| INSTRUCTIONS TO FOLLOW |
Identify every line in the records below that contains the word "国内最具权威机构", and copy each of those lines.
DATASET Start Marker
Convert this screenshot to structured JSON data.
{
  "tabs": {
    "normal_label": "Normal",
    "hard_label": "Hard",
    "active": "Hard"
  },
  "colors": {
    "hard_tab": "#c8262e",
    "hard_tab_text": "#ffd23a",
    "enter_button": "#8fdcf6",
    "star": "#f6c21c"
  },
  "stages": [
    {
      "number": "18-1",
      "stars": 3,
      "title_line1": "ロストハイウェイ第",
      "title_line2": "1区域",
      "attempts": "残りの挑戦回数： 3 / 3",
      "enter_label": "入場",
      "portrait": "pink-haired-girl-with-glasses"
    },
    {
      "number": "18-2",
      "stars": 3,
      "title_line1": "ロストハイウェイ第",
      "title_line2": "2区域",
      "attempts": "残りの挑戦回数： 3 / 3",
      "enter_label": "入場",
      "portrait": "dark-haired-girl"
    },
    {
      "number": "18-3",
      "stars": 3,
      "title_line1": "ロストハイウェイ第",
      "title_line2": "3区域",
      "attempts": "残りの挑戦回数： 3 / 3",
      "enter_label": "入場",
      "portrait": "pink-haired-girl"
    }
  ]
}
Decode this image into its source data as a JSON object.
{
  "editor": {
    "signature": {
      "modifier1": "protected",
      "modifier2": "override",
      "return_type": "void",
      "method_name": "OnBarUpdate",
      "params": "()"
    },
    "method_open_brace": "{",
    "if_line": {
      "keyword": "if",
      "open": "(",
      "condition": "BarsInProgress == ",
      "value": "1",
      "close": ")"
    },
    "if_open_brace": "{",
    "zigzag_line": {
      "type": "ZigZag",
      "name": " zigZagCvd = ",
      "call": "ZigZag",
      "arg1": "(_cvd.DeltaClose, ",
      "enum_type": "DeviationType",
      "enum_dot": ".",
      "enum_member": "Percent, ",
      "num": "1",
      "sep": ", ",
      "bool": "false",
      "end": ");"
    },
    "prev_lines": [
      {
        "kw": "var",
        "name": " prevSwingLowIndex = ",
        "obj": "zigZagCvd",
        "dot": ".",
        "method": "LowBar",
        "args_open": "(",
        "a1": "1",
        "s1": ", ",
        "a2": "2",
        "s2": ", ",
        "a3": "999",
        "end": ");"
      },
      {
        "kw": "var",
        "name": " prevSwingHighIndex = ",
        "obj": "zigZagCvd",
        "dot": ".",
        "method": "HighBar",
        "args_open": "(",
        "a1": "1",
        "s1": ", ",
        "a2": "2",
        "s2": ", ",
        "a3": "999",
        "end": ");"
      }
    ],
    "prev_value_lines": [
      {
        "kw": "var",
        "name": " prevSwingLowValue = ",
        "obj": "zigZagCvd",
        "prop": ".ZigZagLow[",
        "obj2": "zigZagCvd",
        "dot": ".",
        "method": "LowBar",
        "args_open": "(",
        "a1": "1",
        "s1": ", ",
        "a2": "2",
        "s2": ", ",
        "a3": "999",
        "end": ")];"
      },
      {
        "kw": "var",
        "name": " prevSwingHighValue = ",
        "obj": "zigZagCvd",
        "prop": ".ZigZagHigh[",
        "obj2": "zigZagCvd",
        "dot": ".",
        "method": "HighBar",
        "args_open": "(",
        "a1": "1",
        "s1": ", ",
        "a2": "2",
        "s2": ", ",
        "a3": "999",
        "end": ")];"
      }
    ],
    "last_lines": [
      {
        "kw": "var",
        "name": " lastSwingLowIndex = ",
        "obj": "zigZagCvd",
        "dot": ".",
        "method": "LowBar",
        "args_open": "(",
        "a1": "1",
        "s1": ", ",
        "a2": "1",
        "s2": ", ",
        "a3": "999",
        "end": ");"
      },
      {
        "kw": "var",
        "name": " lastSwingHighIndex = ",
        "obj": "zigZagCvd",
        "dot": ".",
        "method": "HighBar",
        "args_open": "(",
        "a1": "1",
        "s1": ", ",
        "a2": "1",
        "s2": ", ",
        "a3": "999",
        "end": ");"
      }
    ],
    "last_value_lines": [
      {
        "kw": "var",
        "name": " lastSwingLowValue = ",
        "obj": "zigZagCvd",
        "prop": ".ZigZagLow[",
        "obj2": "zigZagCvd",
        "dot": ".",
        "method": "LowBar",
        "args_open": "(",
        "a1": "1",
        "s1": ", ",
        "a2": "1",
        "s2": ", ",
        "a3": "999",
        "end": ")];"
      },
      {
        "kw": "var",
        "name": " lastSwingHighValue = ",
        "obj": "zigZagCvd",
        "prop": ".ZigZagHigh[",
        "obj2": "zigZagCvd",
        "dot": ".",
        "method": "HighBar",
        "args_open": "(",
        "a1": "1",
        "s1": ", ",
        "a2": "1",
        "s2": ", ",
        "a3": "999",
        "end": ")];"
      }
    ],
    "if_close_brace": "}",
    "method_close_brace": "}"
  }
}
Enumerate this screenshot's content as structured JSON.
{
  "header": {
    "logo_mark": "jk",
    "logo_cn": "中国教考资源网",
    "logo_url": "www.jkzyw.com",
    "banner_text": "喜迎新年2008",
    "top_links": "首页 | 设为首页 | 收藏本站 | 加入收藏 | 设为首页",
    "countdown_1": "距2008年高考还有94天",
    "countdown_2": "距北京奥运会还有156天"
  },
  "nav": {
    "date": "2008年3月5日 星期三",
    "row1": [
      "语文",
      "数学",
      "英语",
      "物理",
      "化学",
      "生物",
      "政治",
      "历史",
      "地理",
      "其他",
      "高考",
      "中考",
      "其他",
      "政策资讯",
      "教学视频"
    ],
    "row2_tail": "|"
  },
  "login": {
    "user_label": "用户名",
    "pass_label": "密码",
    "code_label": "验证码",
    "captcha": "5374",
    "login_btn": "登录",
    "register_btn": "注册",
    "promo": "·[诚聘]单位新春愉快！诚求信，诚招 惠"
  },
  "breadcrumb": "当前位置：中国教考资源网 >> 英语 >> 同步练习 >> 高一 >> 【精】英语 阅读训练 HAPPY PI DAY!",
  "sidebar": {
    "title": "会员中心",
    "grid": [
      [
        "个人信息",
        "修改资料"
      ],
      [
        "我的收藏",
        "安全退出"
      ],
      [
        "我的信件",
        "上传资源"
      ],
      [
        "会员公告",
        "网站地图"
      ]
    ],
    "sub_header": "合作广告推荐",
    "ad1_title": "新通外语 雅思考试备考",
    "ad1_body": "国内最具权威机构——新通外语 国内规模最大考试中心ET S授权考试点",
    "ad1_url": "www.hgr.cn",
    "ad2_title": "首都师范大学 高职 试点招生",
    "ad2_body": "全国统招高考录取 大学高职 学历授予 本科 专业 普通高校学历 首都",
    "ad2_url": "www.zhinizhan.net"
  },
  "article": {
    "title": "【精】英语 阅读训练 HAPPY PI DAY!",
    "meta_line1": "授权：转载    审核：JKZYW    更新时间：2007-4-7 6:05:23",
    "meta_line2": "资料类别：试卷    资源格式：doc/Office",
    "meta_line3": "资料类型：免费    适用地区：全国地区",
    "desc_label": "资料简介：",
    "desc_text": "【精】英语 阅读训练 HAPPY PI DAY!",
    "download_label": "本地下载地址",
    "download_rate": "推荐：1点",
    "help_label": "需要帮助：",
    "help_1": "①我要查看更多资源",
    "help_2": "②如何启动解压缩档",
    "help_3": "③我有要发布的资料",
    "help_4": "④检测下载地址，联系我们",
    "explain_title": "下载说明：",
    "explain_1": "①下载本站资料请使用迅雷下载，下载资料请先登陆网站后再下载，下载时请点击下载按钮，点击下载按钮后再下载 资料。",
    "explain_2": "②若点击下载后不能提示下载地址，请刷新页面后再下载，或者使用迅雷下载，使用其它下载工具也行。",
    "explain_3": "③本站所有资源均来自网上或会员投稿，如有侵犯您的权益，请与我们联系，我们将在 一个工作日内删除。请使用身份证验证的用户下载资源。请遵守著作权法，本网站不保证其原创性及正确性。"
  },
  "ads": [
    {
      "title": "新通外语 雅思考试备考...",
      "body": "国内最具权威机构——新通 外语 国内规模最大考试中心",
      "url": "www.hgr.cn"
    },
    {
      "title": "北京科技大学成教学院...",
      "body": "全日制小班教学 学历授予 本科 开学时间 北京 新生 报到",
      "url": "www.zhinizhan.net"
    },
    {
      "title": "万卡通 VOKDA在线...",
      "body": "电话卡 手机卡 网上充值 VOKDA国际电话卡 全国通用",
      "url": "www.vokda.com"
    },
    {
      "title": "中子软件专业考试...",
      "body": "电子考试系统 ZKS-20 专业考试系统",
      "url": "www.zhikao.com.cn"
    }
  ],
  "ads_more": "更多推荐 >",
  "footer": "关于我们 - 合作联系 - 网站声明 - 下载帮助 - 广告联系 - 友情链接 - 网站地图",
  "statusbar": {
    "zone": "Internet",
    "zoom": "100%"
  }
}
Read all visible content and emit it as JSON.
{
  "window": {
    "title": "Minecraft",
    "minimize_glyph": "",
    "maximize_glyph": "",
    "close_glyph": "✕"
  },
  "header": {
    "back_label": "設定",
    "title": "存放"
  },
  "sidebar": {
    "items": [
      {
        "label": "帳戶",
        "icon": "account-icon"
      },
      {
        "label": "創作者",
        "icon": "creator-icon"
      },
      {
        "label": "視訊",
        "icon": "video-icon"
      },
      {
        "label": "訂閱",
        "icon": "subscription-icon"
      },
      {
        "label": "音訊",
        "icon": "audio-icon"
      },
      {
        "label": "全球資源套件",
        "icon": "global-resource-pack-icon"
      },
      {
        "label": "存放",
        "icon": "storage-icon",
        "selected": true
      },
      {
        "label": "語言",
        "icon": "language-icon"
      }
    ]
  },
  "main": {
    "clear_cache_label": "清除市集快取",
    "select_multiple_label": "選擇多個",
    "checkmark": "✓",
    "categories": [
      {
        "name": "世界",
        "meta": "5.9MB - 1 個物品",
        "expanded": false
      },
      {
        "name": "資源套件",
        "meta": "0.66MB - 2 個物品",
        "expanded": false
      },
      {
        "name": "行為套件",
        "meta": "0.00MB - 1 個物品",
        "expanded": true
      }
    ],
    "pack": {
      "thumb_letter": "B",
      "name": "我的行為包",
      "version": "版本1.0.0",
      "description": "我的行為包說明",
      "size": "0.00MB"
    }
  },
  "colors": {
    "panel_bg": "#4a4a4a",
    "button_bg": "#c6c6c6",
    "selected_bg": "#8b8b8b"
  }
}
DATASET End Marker
| RESULT OF THIS TASK |
    "ad1_body": "国内最具权威机构——新通外语 国内规模最大考试中心ET S授权考试点",
      "body": "国内最具权威机构——新通 外语 国内规模最大考试中心",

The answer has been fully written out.